2. Check Spaces Between and On Equipment
PlaygroundSafety.org says "There is no nationally coordinated effort" to ensure playgrounds are safe. One concern is the distance between playground equipment.
Many play areas are overstuffed with equipment when the spaces between them should be at least nine feet apart.
In addition, parents should look for wide openings on play equipment in guardrails and ladder rungs. These spaces should be less than three and one-half inches and no more than nine inches to prevent falls or children becoming trapped while playing.
3. Inspect Swing Sets
Swings are a favorite for most children but again, it's best to check them for sturdiness in structure as well as the ground surface.
The surface under swing sets is best if it extends twice the height of the suspending bar in both the back and the front. A fall from a swing to a hard surface might require immediate care from an urgent clinic so be sure to check the areas beneath and around swings. These surfaces should also utilize cushioned elements to sway injuries.
4. Check for "Nature" Hazards
Many playgrounds designs include natural elements like trees and foliage and some are near lakes and rivers.
Before allowing children to play, make sure these natural elements won't cause harmful injuries. Things to look for include:
- Large sticks or twigs that cause trips or falls.
- Fences surrounding the playground should have rails children can't crawl through. They should also be tall enough and difficult to climb — smooth, taller fences are best.
- Rocks and boulders with uneven surfaces or sharp edges can cause cuts or scrapes.

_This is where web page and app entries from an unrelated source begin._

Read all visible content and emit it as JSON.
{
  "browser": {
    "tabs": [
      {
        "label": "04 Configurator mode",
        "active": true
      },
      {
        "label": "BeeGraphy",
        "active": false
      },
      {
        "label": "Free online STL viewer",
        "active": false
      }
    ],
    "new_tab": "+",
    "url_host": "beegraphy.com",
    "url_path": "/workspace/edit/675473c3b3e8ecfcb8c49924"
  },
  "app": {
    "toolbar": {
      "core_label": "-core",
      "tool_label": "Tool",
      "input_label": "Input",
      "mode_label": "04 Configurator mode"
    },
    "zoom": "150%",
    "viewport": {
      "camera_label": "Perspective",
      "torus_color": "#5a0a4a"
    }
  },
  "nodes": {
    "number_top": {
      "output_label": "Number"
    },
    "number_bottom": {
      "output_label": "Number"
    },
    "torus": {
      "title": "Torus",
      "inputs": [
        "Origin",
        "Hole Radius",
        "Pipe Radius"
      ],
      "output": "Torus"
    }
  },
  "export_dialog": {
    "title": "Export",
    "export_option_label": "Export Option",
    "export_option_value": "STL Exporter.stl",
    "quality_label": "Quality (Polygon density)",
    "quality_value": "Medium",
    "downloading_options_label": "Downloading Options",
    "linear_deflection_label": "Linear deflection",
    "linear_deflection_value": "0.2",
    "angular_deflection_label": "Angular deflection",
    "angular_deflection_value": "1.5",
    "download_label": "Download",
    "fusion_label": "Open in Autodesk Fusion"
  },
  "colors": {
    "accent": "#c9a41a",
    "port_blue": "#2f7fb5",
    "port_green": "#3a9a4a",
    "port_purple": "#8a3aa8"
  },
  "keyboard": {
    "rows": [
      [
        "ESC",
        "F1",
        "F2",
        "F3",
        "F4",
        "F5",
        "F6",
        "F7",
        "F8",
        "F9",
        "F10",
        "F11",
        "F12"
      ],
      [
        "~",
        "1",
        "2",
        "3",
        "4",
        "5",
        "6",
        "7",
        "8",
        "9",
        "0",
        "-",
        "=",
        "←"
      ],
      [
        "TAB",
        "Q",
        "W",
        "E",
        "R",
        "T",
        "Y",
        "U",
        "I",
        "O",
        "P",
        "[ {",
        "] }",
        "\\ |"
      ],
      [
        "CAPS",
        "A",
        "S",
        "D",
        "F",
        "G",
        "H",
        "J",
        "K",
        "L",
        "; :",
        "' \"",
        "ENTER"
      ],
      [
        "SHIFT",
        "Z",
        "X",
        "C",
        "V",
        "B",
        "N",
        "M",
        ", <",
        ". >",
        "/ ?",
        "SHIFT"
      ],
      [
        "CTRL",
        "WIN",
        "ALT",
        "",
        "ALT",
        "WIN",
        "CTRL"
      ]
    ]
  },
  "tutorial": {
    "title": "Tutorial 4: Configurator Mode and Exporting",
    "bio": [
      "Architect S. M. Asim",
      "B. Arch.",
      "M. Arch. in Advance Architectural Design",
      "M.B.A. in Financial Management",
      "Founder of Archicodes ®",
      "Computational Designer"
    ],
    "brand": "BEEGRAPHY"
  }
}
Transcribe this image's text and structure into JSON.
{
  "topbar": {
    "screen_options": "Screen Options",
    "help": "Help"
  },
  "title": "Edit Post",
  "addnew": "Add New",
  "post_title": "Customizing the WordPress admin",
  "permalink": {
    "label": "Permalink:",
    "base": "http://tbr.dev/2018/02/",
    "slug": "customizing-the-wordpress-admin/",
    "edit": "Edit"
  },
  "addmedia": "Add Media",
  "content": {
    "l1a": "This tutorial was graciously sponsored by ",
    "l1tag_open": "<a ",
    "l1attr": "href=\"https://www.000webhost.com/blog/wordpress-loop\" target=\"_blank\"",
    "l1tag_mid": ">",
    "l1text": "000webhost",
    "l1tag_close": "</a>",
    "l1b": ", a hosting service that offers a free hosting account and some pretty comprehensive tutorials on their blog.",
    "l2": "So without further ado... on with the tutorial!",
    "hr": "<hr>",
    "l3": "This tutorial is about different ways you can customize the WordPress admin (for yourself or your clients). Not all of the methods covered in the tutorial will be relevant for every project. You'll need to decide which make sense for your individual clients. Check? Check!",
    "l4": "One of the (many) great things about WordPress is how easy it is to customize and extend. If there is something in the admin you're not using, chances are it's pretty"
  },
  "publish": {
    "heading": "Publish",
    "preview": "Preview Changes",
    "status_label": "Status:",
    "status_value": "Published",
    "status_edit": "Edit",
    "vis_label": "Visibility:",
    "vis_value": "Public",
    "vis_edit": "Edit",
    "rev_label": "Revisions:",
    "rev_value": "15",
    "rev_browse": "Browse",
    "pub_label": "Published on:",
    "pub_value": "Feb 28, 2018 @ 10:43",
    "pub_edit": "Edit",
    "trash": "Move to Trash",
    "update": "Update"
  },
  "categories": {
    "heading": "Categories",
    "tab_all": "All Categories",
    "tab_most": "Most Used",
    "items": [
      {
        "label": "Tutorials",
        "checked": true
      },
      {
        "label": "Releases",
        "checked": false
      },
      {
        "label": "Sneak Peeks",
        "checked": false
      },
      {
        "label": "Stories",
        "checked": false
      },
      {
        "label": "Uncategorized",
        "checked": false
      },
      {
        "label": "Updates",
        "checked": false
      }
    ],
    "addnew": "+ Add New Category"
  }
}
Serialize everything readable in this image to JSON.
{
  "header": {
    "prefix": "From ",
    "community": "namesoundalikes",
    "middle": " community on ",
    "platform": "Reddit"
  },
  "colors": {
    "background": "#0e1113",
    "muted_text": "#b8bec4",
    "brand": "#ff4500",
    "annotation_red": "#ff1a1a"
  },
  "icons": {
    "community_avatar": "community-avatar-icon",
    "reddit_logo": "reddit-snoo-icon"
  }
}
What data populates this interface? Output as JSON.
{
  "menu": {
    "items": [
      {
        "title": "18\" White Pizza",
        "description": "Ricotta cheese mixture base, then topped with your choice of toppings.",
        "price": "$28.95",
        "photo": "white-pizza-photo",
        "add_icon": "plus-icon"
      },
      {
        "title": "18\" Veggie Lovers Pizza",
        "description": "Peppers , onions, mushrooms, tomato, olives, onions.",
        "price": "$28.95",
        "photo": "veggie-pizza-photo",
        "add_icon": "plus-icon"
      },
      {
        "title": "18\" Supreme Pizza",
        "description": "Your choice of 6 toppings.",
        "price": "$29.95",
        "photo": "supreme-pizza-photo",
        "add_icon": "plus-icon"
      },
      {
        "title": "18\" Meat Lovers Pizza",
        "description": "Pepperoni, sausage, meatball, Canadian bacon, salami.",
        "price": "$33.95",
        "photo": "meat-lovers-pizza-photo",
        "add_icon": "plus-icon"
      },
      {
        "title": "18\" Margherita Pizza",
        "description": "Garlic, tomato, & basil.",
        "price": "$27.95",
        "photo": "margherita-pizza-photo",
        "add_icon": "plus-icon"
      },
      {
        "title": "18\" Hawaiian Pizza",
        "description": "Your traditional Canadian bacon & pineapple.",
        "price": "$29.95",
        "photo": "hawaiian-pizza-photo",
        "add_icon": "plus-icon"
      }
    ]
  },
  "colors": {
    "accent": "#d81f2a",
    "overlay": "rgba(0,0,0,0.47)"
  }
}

- Water leaking into the playground may cause mold to grow or be a breeding ground for insects.
- Untrimmed trees that hang too close to play equipment. Children may be tempted to grab the limbs and attempt to climb trees.
Many communities and neighborhoods desire playgrounds and parks.
Parents can ensure safer play if the time is taken to inspect areas in the
playground before children engage in activity. Above all, if you see playground dangers, report it to the proper authorities.